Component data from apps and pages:
━━━━━━━━━━━━━━━━━━━━

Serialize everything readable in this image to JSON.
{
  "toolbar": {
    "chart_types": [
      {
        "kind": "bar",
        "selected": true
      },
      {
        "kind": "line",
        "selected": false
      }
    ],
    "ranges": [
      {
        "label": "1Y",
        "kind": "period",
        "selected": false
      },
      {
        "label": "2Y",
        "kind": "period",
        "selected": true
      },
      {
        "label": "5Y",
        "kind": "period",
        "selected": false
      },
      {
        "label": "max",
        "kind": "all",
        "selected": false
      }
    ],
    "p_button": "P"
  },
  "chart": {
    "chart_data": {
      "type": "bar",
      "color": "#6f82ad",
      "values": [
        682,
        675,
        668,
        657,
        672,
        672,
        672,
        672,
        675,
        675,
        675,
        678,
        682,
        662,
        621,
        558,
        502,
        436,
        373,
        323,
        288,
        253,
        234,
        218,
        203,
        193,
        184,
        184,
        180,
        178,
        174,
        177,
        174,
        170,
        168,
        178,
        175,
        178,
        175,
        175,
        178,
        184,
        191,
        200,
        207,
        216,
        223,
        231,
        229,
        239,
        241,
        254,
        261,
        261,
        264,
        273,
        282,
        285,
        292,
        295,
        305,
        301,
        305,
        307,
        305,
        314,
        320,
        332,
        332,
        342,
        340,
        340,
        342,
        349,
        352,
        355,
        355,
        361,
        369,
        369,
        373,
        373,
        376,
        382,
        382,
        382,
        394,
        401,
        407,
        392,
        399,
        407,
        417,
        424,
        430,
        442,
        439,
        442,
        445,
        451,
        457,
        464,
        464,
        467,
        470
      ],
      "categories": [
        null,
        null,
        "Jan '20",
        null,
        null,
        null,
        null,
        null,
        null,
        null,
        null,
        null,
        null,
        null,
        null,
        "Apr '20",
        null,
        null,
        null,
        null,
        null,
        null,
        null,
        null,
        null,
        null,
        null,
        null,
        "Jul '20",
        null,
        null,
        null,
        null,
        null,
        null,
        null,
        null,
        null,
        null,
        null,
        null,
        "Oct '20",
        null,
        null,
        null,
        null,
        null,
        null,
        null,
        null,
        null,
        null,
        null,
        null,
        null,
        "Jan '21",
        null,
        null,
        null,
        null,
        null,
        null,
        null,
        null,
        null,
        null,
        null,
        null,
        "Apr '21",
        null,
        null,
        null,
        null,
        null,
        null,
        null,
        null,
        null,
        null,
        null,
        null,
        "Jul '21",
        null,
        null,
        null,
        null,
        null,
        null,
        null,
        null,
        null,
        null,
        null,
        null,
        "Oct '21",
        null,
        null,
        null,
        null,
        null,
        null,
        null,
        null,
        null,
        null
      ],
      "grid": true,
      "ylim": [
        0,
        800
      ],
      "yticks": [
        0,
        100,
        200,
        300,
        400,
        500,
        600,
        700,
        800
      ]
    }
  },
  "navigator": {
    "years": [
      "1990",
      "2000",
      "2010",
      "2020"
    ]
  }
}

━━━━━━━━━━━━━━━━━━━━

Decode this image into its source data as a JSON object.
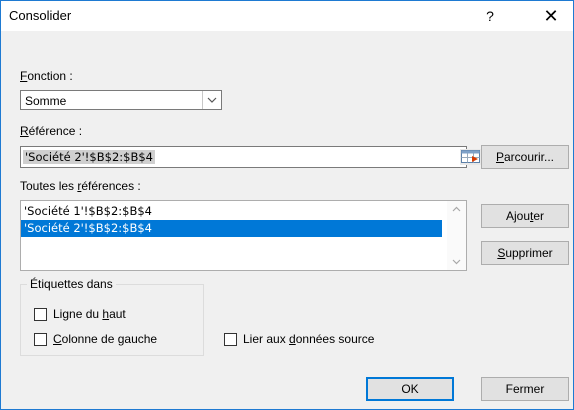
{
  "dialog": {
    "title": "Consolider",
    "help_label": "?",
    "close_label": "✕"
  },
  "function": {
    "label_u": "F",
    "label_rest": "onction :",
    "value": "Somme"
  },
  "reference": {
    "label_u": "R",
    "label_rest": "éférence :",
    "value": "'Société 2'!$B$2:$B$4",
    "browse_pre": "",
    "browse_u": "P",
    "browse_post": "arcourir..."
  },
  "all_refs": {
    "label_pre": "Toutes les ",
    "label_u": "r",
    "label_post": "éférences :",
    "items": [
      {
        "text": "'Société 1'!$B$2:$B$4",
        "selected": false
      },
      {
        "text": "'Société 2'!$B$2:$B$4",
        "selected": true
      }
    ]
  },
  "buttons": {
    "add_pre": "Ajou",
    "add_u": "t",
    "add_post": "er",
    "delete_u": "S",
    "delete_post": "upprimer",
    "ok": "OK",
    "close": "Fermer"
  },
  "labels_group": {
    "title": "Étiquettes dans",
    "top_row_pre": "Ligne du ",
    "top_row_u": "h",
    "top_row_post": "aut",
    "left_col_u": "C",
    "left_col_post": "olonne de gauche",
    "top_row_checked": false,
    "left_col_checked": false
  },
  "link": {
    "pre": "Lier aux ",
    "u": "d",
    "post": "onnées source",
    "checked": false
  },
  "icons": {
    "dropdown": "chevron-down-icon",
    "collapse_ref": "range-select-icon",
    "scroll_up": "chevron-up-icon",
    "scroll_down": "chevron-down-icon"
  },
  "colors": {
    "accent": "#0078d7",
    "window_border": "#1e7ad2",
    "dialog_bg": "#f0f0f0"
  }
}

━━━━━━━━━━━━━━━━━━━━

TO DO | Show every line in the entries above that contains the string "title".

ANSWER |
    "title": "Consolider",
    "title": "Étiquettes dans",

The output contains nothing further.